Many people feel athletes should graduate at a higher rate. After all, they contend, they’re on scholarship (the ones mainly being discussed in this blog anyway) and have no monetary problems. Plus, they get all that academic assistance, including the advantage of preferential registration, individual and group tutors, access to computer labs, etc. while the “average” students may have to work part-time jobs to make ends meet and eat and study when they can squeeze it in. This is all true, but consider that the athlete is also “working” for that scholarship and the amount and intensity of the time and work they exert in most cases far exceeds any part-time job in the community. Then, there’s additional pressure (which, granted, the athletes can turn in their favor) that student-athletes are forced to handle, such as being placed in gut-wrenching situations, dealing with the media and having to adjust to inconvenient travel schedules.
Title IX is based on the female population at the school. It would be absurd, for example, to require West Point to spend equal amounts of dollars on its male and female athletes. Instead, the law states the number of scholarship athletes has to be within five percent of the student body (it may have changed to three percent, I’ve admittedly been away from the college scene for several years). So, if a school has a student-body enrollment of 55% women, it has to have a minimum of fifty percent of its athletes be female.
That is how graduation rates should be calculated for all universities.

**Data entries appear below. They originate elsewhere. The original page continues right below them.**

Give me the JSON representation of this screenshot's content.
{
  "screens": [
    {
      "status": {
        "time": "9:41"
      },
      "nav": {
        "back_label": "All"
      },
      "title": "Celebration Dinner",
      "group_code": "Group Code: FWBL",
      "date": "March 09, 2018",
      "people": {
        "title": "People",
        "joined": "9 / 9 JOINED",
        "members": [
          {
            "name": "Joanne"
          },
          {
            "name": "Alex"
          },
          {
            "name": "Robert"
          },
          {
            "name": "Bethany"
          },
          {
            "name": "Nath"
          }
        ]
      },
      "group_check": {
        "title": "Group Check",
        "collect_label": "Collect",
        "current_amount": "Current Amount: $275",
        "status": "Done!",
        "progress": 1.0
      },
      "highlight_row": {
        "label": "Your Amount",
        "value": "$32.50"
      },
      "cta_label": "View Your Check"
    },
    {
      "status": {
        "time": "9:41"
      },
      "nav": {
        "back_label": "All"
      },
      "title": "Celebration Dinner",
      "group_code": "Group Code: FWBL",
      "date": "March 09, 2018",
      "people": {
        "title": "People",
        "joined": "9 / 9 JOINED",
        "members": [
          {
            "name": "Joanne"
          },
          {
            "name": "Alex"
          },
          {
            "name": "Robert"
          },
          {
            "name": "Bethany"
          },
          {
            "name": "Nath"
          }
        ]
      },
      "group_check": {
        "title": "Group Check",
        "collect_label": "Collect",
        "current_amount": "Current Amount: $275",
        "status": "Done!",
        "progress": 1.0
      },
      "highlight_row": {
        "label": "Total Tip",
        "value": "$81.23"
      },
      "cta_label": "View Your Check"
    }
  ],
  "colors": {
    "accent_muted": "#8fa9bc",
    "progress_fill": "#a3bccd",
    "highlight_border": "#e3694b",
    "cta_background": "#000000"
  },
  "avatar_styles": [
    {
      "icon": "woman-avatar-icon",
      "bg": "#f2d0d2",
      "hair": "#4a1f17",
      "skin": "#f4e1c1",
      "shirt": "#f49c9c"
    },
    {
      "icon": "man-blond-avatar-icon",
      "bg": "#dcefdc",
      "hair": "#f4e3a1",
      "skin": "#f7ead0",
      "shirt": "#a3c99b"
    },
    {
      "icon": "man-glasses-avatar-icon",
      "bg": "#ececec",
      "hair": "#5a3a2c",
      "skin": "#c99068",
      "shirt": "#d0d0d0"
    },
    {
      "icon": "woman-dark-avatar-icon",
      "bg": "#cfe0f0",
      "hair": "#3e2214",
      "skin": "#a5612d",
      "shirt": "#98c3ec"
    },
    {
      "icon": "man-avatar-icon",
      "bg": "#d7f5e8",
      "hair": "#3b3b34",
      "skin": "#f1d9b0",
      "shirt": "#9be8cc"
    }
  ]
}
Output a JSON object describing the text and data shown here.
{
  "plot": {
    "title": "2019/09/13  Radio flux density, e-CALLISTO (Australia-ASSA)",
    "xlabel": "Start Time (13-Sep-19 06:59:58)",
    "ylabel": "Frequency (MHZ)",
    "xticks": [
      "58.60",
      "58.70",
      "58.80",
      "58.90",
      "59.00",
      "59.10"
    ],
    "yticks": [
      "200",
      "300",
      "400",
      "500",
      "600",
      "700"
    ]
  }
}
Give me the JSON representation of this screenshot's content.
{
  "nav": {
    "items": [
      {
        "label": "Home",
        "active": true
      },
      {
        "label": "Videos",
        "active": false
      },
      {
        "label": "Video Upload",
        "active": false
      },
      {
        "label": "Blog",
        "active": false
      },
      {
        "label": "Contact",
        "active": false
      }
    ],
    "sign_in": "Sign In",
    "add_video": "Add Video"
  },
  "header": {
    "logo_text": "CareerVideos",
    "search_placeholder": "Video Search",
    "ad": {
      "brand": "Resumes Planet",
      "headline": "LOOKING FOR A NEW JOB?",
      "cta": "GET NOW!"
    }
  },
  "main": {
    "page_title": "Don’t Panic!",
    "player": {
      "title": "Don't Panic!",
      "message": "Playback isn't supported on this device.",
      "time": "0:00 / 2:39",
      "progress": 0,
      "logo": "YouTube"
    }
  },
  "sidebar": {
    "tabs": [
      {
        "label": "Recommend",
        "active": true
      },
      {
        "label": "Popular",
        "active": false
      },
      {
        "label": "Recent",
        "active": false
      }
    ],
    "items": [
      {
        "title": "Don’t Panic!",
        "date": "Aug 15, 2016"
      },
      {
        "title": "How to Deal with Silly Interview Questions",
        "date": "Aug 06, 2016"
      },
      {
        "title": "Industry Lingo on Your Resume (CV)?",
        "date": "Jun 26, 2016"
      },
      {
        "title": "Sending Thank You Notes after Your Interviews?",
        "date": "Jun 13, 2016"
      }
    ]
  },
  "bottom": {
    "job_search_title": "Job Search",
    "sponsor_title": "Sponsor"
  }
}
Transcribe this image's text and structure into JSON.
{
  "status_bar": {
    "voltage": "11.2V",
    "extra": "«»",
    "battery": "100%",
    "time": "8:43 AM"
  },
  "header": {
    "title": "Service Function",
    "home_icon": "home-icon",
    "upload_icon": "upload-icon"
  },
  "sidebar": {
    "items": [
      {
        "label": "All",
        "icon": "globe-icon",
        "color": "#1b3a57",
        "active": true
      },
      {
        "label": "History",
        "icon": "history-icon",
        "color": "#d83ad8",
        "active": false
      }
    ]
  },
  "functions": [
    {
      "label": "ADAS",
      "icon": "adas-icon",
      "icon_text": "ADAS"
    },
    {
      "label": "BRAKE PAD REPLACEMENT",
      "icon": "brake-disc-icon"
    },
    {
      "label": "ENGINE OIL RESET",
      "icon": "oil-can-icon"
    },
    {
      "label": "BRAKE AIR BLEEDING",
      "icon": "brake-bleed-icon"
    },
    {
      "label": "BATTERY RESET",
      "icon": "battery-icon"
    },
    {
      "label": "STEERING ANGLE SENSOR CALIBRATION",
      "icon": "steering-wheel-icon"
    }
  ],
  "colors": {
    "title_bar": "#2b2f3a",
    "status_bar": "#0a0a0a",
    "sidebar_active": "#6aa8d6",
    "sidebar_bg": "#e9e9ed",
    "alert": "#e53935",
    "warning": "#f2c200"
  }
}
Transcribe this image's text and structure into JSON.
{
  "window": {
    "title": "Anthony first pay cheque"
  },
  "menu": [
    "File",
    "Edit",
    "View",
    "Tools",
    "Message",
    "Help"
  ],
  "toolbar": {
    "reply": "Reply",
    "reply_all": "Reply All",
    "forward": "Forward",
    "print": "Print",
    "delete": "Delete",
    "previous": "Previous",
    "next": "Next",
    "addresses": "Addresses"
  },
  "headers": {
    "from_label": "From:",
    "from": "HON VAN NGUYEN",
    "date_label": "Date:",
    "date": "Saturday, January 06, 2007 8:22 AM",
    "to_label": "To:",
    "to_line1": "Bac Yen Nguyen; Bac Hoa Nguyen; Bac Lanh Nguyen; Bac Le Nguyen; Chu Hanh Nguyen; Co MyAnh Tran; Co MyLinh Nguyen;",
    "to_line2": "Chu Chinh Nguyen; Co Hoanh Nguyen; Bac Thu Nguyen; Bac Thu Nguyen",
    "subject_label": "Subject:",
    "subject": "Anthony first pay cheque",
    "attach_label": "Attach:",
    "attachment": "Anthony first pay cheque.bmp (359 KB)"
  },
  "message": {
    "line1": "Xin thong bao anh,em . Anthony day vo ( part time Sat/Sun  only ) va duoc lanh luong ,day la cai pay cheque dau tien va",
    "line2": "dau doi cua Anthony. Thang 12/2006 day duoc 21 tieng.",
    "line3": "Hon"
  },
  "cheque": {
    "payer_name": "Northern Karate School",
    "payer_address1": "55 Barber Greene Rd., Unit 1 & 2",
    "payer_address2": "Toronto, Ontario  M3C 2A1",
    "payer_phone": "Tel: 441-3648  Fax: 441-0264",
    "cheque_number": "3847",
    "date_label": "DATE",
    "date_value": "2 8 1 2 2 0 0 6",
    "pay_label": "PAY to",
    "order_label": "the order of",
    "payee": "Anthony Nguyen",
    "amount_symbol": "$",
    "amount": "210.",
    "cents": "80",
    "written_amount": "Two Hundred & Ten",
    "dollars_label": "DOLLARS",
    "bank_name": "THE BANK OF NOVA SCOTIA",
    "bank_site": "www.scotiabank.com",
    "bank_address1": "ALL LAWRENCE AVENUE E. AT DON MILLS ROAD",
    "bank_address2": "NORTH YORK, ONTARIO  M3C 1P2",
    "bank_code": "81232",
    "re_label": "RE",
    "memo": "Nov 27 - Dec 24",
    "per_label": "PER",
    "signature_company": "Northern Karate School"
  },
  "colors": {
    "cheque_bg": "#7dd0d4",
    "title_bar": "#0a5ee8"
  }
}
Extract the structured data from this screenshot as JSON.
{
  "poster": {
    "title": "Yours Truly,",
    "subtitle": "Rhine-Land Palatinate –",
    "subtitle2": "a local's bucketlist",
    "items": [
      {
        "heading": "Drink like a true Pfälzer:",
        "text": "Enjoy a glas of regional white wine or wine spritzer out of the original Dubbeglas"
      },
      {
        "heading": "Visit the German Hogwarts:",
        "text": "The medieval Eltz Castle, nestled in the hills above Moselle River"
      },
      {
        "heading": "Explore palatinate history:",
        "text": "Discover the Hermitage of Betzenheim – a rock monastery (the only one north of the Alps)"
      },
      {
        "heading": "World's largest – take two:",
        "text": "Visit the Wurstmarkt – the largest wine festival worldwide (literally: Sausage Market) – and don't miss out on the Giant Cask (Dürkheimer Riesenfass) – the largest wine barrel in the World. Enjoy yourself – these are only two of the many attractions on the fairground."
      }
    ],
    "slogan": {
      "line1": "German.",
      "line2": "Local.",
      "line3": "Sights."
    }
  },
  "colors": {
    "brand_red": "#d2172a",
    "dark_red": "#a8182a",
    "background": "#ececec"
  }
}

The particular sport should be within (use an arbitrary number, say) five percent of the graduation rate of that university. To reward Stanford for graduating 85% of its athletes in a sport when the overall graduation rate on the Farm might be 95% (numbers are arbitrary and not based on research, just used to make a point) is simply, if not morally, wrong – just as its wrong to penalize a school that graduates 67% of its athletes when the school’s overall graduation rates for its student body is 55%. In a fair and just society, the rewards and penalties would be reversed.
But do you really think that, with the presidents who make up the NCAA’s governing board, that something as reasonable as that will ever happen?
The biggest problem with the NCAA was arrogance, mainly derived from power. As Lord Acton said:
“Power tends to corrupt, and absolute power corrupts absolutely.”